The California Community Foundation has released a new study, "The Future of Philanthropy in L.A.: A Wealth of Opportunity." My KPCC business vertical colleague Brian Watt will have a report on air later that you can listen to, and I'm going to provide a bit on insight in the overall trend of wealth formation and transfer in the LA area.
The numbers are far from trivial: "Despite the recession, Los Angeles County residents have an estimated net worth of almost $1.3 trillion." Just to put that in perspective, the entire annual GDP of the United States is about $14.5 trillion. What's truly staggering, however, is how much of this money will transferred generationally: the RUPRI Center estimates $1.4 trillion by 2060 — a huge increase over 2020's projected $114 billion.
What's truly fascinating about these numbers is where the wealth is coming from. According to the report, "LA's growing and future wealth will be driven by entrepreneurs, especially immigrant entrepreneurs."
It's trendy right now to look at the U.S. economy, ask how it's going to fix itself after the financial crisis, and nominate entrepreneurs as the saviors. We love our innovators in America, and these days what we really love are "disruptive" innovators — those brave visionaries who, to steal the famous Apple tagline, "think different" and periodically reinvent the economy.
Often, however, it's easier to talk the innovation talk than it is to walk the innovation walk. Except, the data shows, in LA. The city is a magnet for entrepreneurs. And not just any entrepreneurs. In terms of entrepreneurship, we get the cream of the crop: highly educated immigrants with a high net-worth who are attracted to the region's colleges and universities; the relatively stable U.S. economy; our proximity to the Pacific Rim; and perhaps most importantly, our numerous clusters of immigrant communities that are expanding and thriving.
It remains to be seen whether this fertile ground for entrepreneurship will affect a larger trend in the country and the region: the increasing concentration of wealth. LA county mirrors the nation on this one. More than a third of the county's household have either no net worth or a negative net worth, but a mere 0.6 percent or households owns nearly a third of the wealth, currently $21 million on average per home.
It's possible that a vigorous level of entrepreneurial activity will provide the business opportunities that will enable the formation of new, innovation-driven middle class in LA Country. No other U.S. city is as entrepreneurial as LA — among the 15 largest, we're number one, according to the report. And entrepreneurs as a whole create more wealth than non-entrepreneurs. A lot more: $2 million per entrepreneur, versus less than $400,000 for non-entrepreneurs.
The CCF report concentrates on philanthropy and the need for nonprofit organizations to properly prepare themselves to benefit from this impending growth and transfer of wealth.

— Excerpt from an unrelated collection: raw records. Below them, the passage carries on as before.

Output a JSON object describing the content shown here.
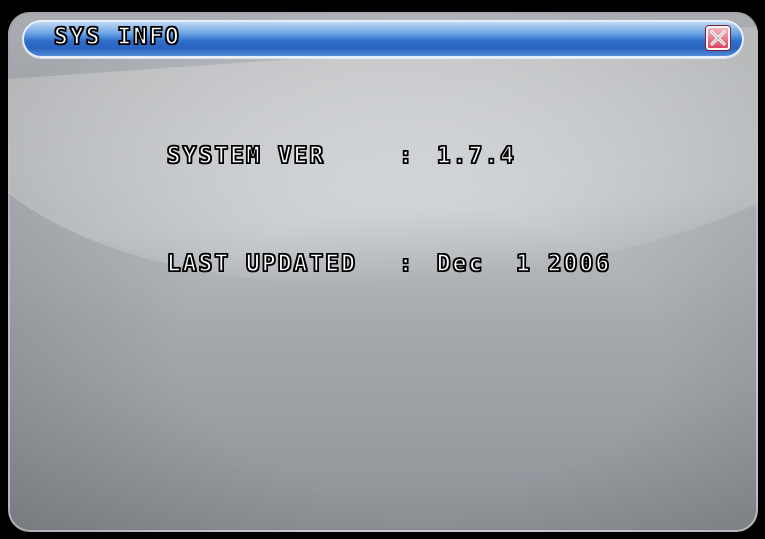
{
  "window": {
    "title": "SYS INFO",
    "close_icon": "close-icon"
  },
  "info": [
    {
      "label": "SYSTEM VER",
      "sep": ":",
      "value": "1.7.4"
    },
    {
      "label": "LAST UPDATED",
      "sep": ":",
      "value": "Dec  1 2006"
    }
  ],
  "colors": {
    "titlebar": "#2f6fcb",
    "close": "#d7385a",
    "background": "#b8bcc1"
  }
}
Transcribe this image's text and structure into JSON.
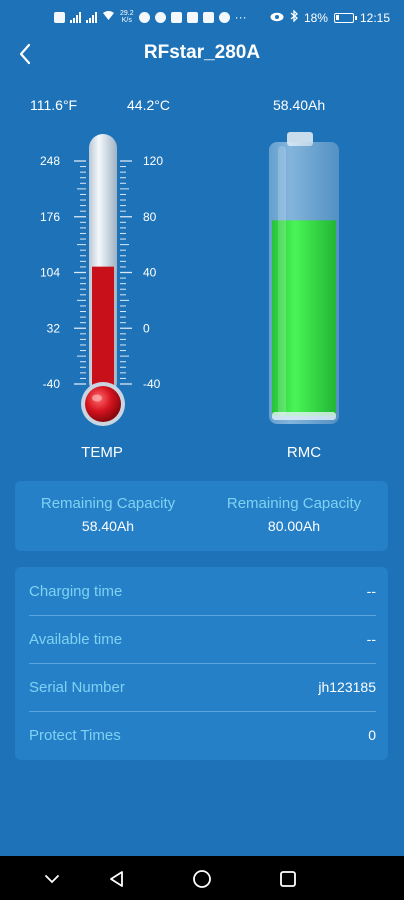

But the business community also needs to get ready. Some of that wealth will also be available for investment. At a panel on venture capital in Southern California that I moderated at KPCC's Crawford Family Forum last night, one of the things we discussed was the lack of a really strong angel investment community in the region.
Angels are often high net worth individuals who choose to deploy their money to create and support new businesses. With such significant new wealth creation expected to emerge in LA County in the coming decades, we may be able look forward to the angel problem solving itself.
Over the next few days, I'll be digging deeper into the CCF report. There's some really juicy data in it, as well as some revelations about how we can "map" the future of wealth, entrepreneurship, and philanthropy in the region. It's not what you might expect. In fact, I'd say it's...disruptive.